THE WAY THINGS ARE

Colette NiReamonn Ioannidou

I don’t pry into the private affairs of friends or ask about political affiliations. During the coup in 1974, it was a revelation to me to see where people I thought I knew stood. A well-read, well-educated friend thoroughly researched Covid-19 and all its parameters and decided she wouldn’t take the jab. Then the clatter of comments around how those who refuse the vax may be treated saw her considering if she should.

Another old friend, whose mind is callously playing past and present ping pong with her dementia, called me to ask the same question over and over. ‘Did they jab you?’ I affirmed they had – twice. She wasn’t having the vaccine because her son forbade it. ‘Talk to him, tell him I have to have it.’ I wasn’t au fait with interfering, but I felt it was reasonable on her behalf to see what he had to say.

‘No way will I let them put microchips in her arm; they’ll go to her brain, and that has enough trouble to deal with now.’ I told him as politely as I could it’s just a vaccine. He retorted that in Greece, people who had had the vaccine and went up in planes died of heart attacks brought on by it. He wasn’t sure how many, a lot at a guess, but the jab was definitely at fault. His gesticulation gave the impression of a whole load of Icarusses descending.

I mentioned the blood clots in some vulnerable folk but said, ‘I’m standing here in front of you; do I look OK?’ After a pause while he gave the battered bod the once over, he reluctantly conceded I did but – ‘You don’t know what’s floating around inside you ready to kill you when they want to.’ When pressed about the ‘they’ he had no positive info. His mater in one of her more lucid moments had wondered if the stand-out-from-the-crowd colour she used on her hair for years was causing her memory gaps, worried the dye might be eating in through her scalp and skull, nibbling on her grey matter.

I had a distanced cup of coffee with Maari who sighed Son might have a point concerning control when one can plainly see there is apparently one rule for the masses and one for those who govern, and went to London for her theories. ‘I mean look at Cummings, drove miles across the country when they were telling everyone else to stay put. He did the Confession bit, even though it sounded like why do I have to do this crap, and Boris forgave him his sins – carry on with your goings, Cummings. Then Hancock was caught canoodling in-house unaware that he was on film, while telling the common folk to stay away from touching let alone glued-together cuddling. Do they know something we don’t know about what’s safe? He said mea culpa, but don’t they all when they’re caught? And Father Boris gave him his blessing and said carry on as was, Hopeless, old chap. But he had to resign eventually. Democracy is still potent, at least.’

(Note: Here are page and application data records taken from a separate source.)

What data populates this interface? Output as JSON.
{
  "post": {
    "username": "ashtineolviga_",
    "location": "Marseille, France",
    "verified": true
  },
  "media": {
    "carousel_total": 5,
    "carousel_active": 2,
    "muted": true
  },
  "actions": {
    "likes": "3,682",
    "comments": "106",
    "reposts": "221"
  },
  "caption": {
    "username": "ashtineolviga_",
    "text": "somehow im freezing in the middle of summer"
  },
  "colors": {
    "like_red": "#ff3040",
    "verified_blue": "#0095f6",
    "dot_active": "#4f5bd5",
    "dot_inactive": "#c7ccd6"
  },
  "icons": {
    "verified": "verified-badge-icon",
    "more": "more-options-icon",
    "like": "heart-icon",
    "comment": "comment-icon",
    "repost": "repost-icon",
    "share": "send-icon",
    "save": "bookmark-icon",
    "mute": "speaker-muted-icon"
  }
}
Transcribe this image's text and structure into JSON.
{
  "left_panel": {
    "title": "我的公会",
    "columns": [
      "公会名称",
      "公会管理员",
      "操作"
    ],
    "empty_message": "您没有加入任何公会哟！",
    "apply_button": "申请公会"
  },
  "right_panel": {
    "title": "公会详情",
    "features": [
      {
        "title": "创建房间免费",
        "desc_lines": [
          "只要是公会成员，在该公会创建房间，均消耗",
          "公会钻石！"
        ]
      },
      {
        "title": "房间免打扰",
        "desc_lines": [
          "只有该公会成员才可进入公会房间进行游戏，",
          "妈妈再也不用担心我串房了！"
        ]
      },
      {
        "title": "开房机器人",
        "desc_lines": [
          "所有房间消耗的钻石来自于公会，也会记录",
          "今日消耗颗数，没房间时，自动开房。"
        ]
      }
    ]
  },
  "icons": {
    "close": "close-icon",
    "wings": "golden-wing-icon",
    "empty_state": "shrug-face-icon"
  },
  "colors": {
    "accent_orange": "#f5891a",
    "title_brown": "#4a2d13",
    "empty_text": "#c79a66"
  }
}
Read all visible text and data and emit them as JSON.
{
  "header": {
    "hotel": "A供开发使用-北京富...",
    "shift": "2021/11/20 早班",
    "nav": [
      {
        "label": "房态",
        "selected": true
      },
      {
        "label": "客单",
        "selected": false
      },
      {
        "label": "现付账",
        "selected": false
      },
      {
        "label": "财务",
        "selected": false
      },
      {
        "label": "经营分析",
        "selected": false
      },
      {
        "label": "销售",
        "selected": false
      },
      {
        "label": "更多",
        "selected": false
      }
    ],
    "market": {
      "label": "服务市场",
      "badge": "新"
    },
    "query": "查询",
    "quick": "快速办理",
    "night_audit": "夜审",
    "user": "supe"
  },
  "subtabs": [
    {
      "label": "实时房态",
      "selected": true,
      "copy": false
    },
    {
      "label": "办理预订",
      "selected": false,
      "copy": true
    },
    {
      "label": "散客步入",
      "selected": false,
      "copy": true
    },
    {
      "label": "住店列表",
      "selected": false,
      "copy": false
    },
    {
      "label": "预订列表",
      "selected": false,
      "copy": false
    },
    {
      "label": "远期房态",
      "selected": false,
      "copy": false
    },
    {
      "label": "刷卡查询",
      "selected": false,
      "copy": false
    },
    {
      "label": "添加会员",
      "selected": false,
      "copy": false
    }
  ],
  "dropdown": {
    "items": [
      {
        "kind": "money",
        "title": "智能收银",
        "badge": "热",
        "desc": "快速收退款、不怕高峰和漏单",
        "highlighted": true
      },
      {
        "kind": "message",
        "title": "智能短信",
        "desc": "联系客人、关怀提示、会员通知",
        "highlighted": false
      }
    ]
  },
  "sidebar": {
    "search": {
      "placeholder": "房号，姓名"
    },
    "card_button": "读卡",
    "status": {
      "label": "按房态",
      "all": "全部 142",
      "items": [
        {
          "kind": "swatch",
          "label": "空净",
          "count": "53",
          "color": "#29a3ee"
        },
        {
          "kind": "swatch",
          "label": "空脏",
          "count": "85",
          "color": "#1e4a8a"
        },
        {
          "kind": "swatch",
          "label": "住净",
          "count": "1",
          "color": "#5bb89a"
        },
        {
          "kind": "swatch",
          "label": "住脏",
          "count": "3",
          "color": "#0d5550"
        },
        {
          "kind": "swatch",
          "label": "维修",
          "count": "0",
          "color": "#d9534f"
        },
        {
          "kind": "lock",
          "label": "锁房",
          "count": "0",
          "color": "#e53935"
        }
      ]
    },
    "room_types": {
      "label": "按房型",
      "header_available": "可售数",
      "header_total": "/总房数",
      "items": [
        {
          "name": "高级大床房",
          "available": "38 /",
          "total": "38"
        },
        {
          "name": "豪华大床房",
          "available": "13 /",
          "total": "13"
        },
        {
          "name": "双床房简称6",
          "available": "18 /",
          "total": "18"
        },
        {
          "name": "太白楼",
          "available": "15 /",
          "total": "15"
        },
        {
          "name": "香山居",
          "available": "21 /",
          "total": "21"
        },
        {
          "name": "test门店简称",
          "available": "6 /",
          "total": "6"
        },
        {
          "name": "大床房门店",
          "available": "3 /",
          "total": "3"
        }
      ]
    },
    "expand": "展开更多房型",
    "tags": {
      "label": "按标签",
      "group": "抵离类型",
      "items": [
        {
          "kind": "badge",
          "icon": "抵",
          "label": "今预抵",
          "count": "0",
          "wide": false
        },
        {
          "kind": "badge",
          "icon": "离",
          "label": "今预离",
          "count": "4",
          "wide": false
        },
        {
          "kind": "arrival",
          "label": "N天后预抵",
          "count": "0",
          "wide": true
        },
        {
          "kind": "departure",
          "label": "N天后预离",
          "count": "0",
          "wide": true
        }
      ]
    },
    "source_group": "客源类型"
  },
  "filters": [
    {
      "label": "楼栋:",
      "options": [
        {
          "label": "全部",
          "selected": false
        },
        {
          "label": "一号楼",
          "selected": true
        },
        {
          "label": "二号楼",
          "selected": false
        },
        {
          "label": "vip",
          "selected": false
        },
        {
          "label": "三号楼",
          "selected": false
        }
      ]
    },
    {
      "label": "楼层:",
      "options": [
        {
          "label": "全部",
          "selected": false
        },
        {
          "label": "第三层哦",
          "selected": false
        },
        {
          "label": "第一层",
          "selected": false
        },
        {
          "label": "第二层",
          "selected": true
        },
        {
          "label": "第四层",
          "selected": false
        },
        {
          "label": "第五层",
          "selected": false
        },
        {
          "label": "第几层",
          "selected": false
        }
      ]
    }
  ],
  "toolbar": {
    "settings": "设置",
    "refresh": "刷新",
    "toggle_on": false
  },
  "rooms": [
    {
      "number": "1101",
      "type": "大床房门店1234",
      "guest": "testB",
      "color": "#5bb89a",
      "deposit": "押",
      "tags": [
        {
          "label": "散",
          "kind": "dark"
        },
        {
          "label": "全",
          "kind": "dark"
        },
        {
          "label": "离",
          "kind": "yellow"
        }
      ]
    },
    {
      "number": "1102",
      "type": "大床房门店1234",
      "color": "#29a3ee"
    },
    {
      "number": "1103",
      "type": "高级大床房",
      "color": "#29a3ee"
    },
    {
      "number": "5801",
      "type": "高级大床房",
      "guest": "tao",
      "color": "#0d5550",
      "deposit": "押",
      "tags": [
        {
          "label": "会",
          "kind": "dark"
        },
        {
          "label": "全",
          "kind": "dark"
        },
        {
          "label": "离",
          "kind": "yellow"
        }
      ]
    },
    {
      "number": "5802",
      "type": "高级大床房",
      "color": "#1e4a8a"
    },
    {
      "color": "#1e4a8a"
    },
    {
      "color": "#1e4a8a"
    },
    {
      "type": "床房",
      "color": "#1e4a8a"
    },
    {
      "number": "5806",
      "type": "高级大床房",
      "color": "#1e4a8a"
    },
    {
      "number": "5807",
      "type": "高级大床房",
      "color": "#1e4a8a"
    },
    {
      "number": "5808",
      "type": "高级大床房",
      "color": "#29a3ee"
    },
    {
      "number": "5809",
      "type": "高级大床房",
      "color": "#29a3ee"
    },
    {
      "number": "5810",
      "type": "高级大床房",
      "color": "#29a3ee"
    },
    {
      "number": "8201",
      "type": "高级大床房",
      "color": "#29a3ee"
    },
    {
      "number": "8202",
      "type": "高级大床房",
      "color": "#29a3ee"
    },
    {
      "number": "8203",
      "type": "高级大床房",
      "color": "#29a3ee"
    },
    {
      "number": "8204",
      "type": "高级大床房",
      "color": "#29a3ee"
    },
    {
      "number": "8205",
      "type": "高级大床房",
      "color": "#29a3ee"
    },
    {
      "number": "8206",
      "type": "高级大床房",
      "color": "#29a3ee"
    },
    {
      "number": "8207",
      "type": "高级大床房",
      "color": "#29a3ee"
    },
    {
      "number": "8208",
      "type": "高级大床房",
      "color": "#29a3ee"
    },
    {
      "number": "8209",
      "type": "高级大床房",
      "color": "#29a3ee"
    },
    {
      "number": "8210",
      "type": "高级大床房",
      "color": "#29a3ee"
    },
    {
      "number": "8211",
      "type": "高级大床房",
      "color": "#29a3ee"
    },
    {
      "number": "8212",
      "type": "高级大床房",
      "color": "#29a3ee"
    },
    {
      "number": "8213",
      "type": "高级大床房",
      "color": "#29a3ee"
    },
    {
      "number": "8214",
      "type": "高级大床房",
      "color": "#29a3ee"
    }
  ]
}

I hadn’t seen Antonis in a while and his theory, if given me by Maari in one of her psychedelic fudge phases, I would have laughed, but Antonis? Aliens! It had to be the work of aliens. I asked for classification given that foreigners here are referred to as aliens. Foreign governments, spies, monster conglomerates, I ventured? No, he meant the ones from out there, and cited the sightings of ‘Unidentified Arial Phenomena’, as they call them now in America. They are disguised as humans and those of us that resist will be killed off in other sneaky ways. I asked if that wasn’t a rather slow method of doing us in? If they were of higher intelligence, why not a super-duper weapon of mass destruction? He said they didn’t want to destroy the planet, just us.

The chat I had with an old pal I met on the road came as welcome relief; he didn’t give a toot on a flute for Covid-19 and all the theories spinning off the vaccine. He had had it done and whatever. He was more interested in having heard from someone that the unique and loveable Jackie Chan was here on holiday – in Paphos! His theory was that Mr Chan had seen the Nicholas Cage martial arts movie filmed here, had fallen in love with our little isle and was giving us the once over perhaps to make a film. ‘Wouldn’t that be wonderful?’ Oh, yes! How we could all do with a shot of something wonderful.